You need to get one thing straight: training doesn’t have to be hard. In fact, training is so uncomplicated that it would make your head spin if you knew how simple it could really be. Do yourself a favor; let go of the past and everything you ever learned about how important it is to embrace new methods of training.
As an instructional designer it’s up to you to come up with a training experience that is effective, efficient, and appealing. No problem, right? It shouldn’t be, but sometimes it seems almost impossible to keep up with ever-changing modules while maintaining the deliverance of effective learning systems. We’ve learned that in order for our instructional design to be successful, we must keep up with current trends in a rapidly changing eLearning world.
Guess what? Nothing could be further from the truth. That’s right, and this is exactly the outdated instructional design standard of thinking that you need to let go of. Trying to incorporate “agile methods” of instructional design in the modern day and age is honestly just making things a lot more complicated than they need to be.
It’s not like all instructional designers haven’t embraced these methods at some point. They tend to work while providing a great way to make training more effective. The thing is we end up spending a lot more time than we should learning the “newest” and “best” instructional design models when we should really be focusing on providing more value to our business.
It’s no one’s fault. We’re wired to think this way. Training professionals will quickly incorporate new speculative theories while putting the business on the back burner. Tell me though, as a training professional, have you ever thought about getting back to the basics?

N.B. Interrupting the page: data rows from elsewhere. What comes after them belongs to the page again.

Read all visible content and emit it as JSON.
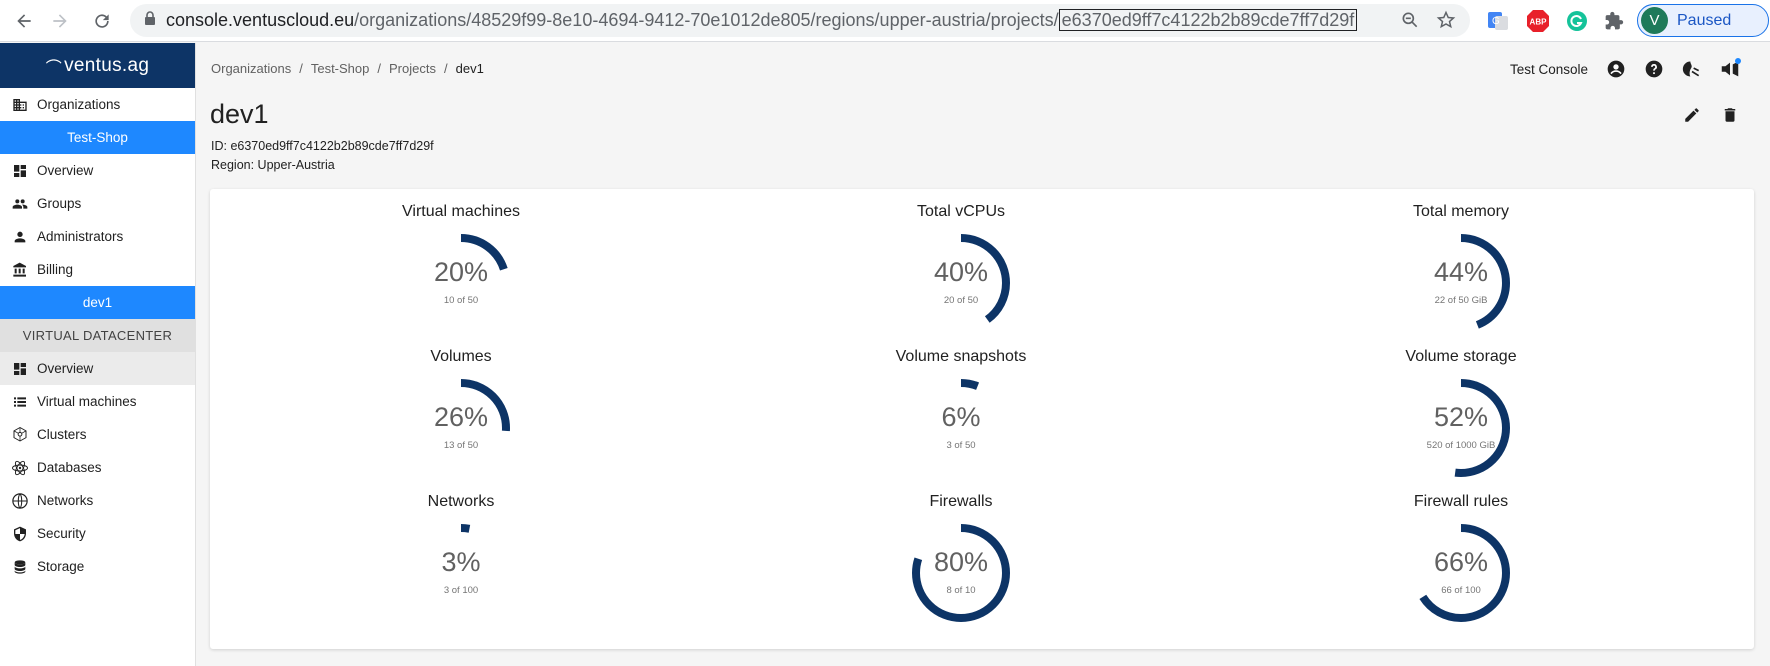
{
  "browser": {
    "url_host": "console.ventuscloud.eu",
    "url_path": "/organizations/48529f99-8e10-4694-9412-70e1012de805/regions/upper-austria/projects/",
    "url_selected": "e6370ed9ff7c4122b2b89cde7ff7d29f",
    "profile_initial": "V",
    "profile_status": "Paused",
    "ext_abp": "ABP"
  },
  "logo": {
    "text": "ventus.ag"
  },
  "sidebar": {
    "organizations": "Organizations",
    "org_name": "Test-Shop",
    "overview": "Overview",
    "groups": "Groups",
    "administrators": "Administrators",
    "billing": "Billing",
    "project_name": "dev1",
    "section_header": "VIRTUAL DATACENTER",
    "vdc_overview": "Overview",
    "virtual_machines": "Virtual machines",
    "clusters": "Clusters",
    "databases": "Databases",
    "networks": "Networks",
    "security": "Security",
    "storage": "Storage"
  },
  "breadcrumb": [
    "Organizations",
    "Test-Shop",
    "Projects",
    "dev1"
  ],
  "breadcrumb_sep": "/",
  "header": {
    "context": "Test Console"
  },
  "page": {
    "title": "dev1",
    "id_line": "ID: e6370ed9ff7c4122b2b89cde7ff7d29f",
    "region_line": "Region: Upper-Austria"
  },
  "colors": {
    "gauge": "#0d3466",
    "accent": "#1e88ff"
  },
  "gauges": [
    {
      "title": "Virtual machines",
      "percent": "20%",
      "fraction": 0.2,
      "detail": "10 of 50"
    },
    {
      "title": "Total vCPUs",
      "percent": "40%",
      "fraction": 0.4,
      "detail": "20 of 50"
    },
    {
      "title": "Total memory",
      "percent": "44%",
      "fraction": 0.44,
      "detail": "22 of 50 GiB"
    },
    {
      "title": "Volumes",
      "percent": "26%",
      "fraction": 0.26,
      "detail": "13 of 50"
    },
    {
      "title": "Volume snapshots",
      "percent": "6%",
      "fraction": 0.06,
      "detail": "3 of 50"
    },
    {
      "title": "Volume storage",
      "percent": "52%",
      "fraction": 0.52,
      "detail": "520 of 1000 GiB"
    },
    {
      "title": "Networks",
      "percent": "3%",
      "fraction": 0.03,
      "detail": "3 of 100"
    },
    {
      "title": "Firewalls",
      "percent": "80%",
      "fraction": 0.8,
      "detail": "8 of 10"
    },
    {
      "title": "Firewall rules",
      "percent": "66%",
      "fraction": 0.66,
      "detail": "66 of 100"
    }
  ]
}
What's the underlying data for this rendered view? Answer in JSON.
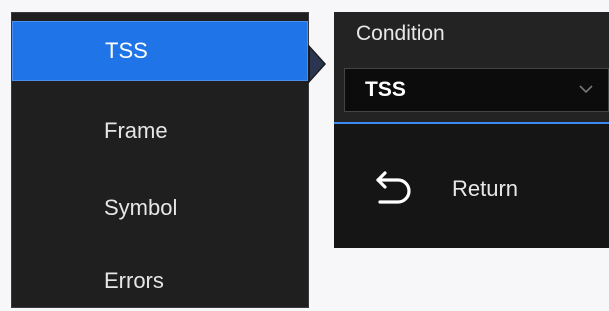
{
  "menu": {
    "items": [
      {
        "label": "TSS",
        "active": true
      },
      {
        "label": "Frame",
        "active": false
      },
      {
        "label": "Symbol",
        "active": false
      },
      {
        "label": "Errors",
        "active": false
      }
    ]
  },
  "panel": {
    "condition_label": "Condition",
    "condition_value": "TSS",
    "return_label": "Return"
  },
  "colors": {
    "accent": "#1f74e8",
    "background": "#1f1f1f"
  }
}
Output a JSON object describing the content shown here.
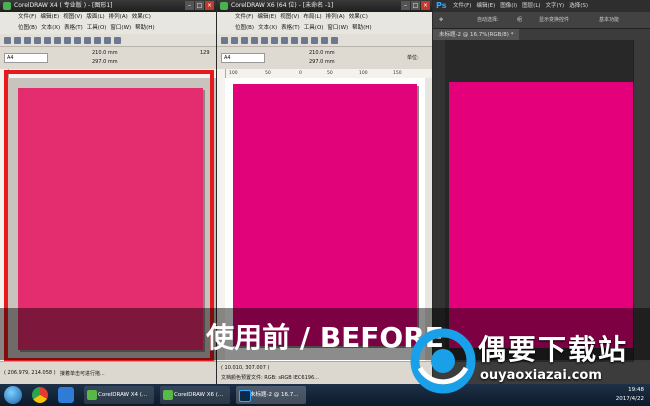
{
  "colors": {
    "x4_page": "#e42d6e",
    "x6_page": "#e0037a",
    "ps_page": "#e4007a",
    "highlight": "#e8191c",
    "ps_accent": "#31a8ff"
  },
  "x4": {
    "title": "CorelDRAW X4 ( 专业版 ) - [图形1]",
    "menu": [
      "文件(F)",
      "编辑(E)",
      "视图(V)",
      "版面(L)",
      "排列(A)",
      "效果(C)"
    ],
    "menu2": [
      "位图(B)",
      "文本(X)",
      "表格(T)",
      "工具(O)",
      "窗口(W)",
      "帮助(H)"
    ],
    "page_size": "A4",
    "width": "210.0 mm",
    "height": "297.0 mm",
    "zoom": "129",
    "status_coords": "( 206.979, 214.058 )",
    "status_hint": "接着单击可进行拖..."
  },
  "x6": {
    "title": "CorelDRAW X6 (64 位) - [未命名 -1]",
    "menu": [
      "文件(F)",
      "编辑(E)",
      "视图(V)",
      "布局(L)",
      "排列(A)",
      "效果(C)"
    ],
    "menu2": [
      "位图(B)",
      "文本(X)",
      "表格(T)",
      "工具(O)",
      "窗口(W)",
      "帮助(H)"
    ],
    "page_size": "A4",
    "width": "210.0 mm",
    "height": "297.0 mm",
    "units": "单位:",
    "ruler_ticks": [
      "100",
      "50",
      "0",
      "50",
      "100",
      "150"
    ],
    "status_coords": "( 10.010, 307.007 )",
    "status_color": "文档颜色预置文件: RGB: sRGB IEC6196..."
  },
  "ps": {
    "logo": "Ps",
    "menu": [
      "文件(F)",
      "编辑(E)",
      "图像(I)",
      "图层(L)",
      "文字(Y)",
      "选择(S)"
    ],
    "auto_select": "自动选择:",
    "group": "组",
    "show_transform": "显示变换控件",
    "workspace": "基本功能",
    "doc_tab": "未标题-2 @ 16.7%(RGB/8) *"
  },
  "taskbar": {
    "items": [
      "CorelDRAW X4 (...",
      "CorelDRAW X6 (...",
      "未标题-2 @ 16.7..."
    ],
    "time": "19:48",
    "date": "2017/4/22"
  },
  "banner": {
    "text": "使用前 / BEFORE"
  },
  "watermark": {
    "name": "偶要下载站",
    "url": "ouyaoxiazai.com"
  }
}
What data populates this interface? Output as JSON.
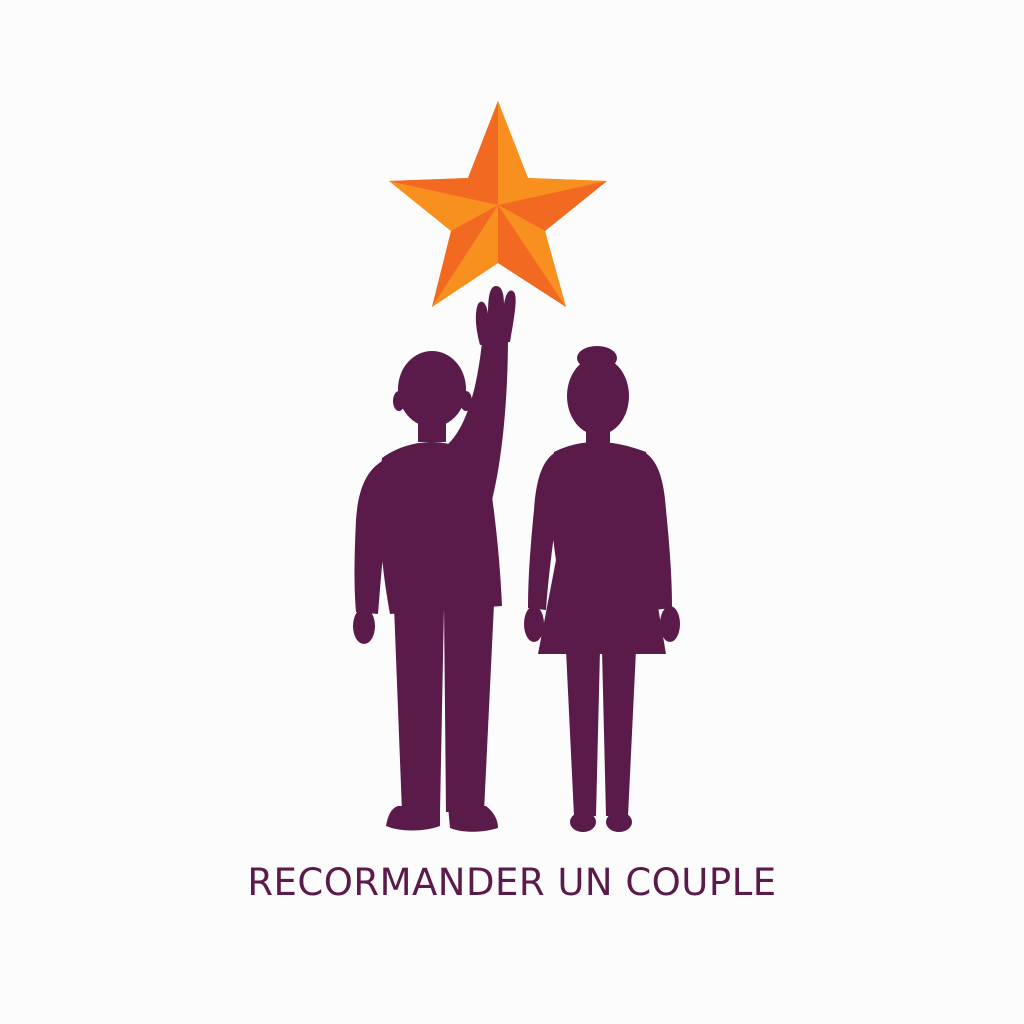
{
  "caption": {
    "text": "RECORMANDER UN COUPLE"
  },
  "colors": {
    "background": "#fdfcfd",
    "silhouette": "#5a1b4a",
    "star_light": "#f7901e",
    "star_dark": "#f26a21",
    "caption": "#5a1b4a"
  },
  "icons": {
    "star": "star-icon",
    "man": "man-silhouette-icon",
    "woman": "woman-silhouette-icon"
  }
}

There’s something to be said about a mind that isn’t full of struggling to keep up with outdated instructional design methods. It’s fresh. It’s free from the idea of what should be relevant and instead full of ideas that could actually work.
You know how easy it is to get caught up in all the amazing things that the instructional design models are purported to do. The thing is they don’t make your life any easier, and getting back to basics could not only save you time, but add immense value to your business as well.
While it is hard to teach an old dog new tricks, it’s definitely not impossible. You know it’s time to let go of these outdated methods, but where exactly do you begin? We’ve outlined a few tips to help you let go of outdated models and step into the modern world of simplified instructional design:
1. Keep It Simple
Your learners aren’t going to stay focused on the training you provide when it’s full of a bunch of jargon they don’t understand. While the instructional design methods you’re used to preparing can definitely work, they’re often full of things that will bore your audience and quickly make them lose interest.
When you’re preparing your models, remember not to have too much going on in what you’re presenting. The less clutter, the more your audience will engage. Use images that convey the point you’re trying to make rather than relying on abstract images that give your audience too much to think about. When you add commentary make sure you keep things straightforward and don’t rely on a technical terminology that will quickly make your audience lose interest.
The design models you’re used to might guide you to do otherwise, but remember that letting go of these outdated versions of instruction is exactly what you’re striving to do. Keeping things simple is not only effective, but absolutely necessary to make sure your audience stays interested.
2. Don’t Overdo Things
As someone committed to instructional design, you probably know just how easy it is to go overboard with all the information you’re looking to convey. What this often does however, is takes away from the value of the business by taking away valuable time and resources.
Overdoing your instructional design makes it easy to miss other important aspects of your business, which one of the main reasons to let go of the outdated models in the first place. Be creative, but not at the sake of overdoing it. Remember that simplicity is best and that your audience (and business) will benefit from not going overboard on time and cost.
3. Keep Your Audience In Mind
You know that you’re creating instructional design for a specific audience, but it’s often easy to lose sight of your learners when following rigid design models. Your learning courses will not be successful if you forget who your audience is, so this is something extremely important to keep in mind. It is them, not the outline you’re following, that will determine if your learning courses are a success or failure.
Different audiences have different needs and the outdated instructional design methods you’ve used for ages may not fit each and every type of learner. When adding new, innovative techniques, be sure to keep in mind exactly what the needs of your current audience are rather than relying on a model that is generically designed to fit “everyone.”
The only constant is change, and in a rapidly changing business world it makes sense to embrace new ideas of presenting information to your learners. When you get past the notion that you must adhere to the instructional design methods you’ve always used, you make the room to not only add value to your business, but keep your audience engaged through new ways of thinking.
Just because something worked in the past, doesn’t mean it is always going to fit your present needs. Embrace new ways of presenting your learning material and you’ll find that not everything, especially when it comes to eLearning, is always set in stone.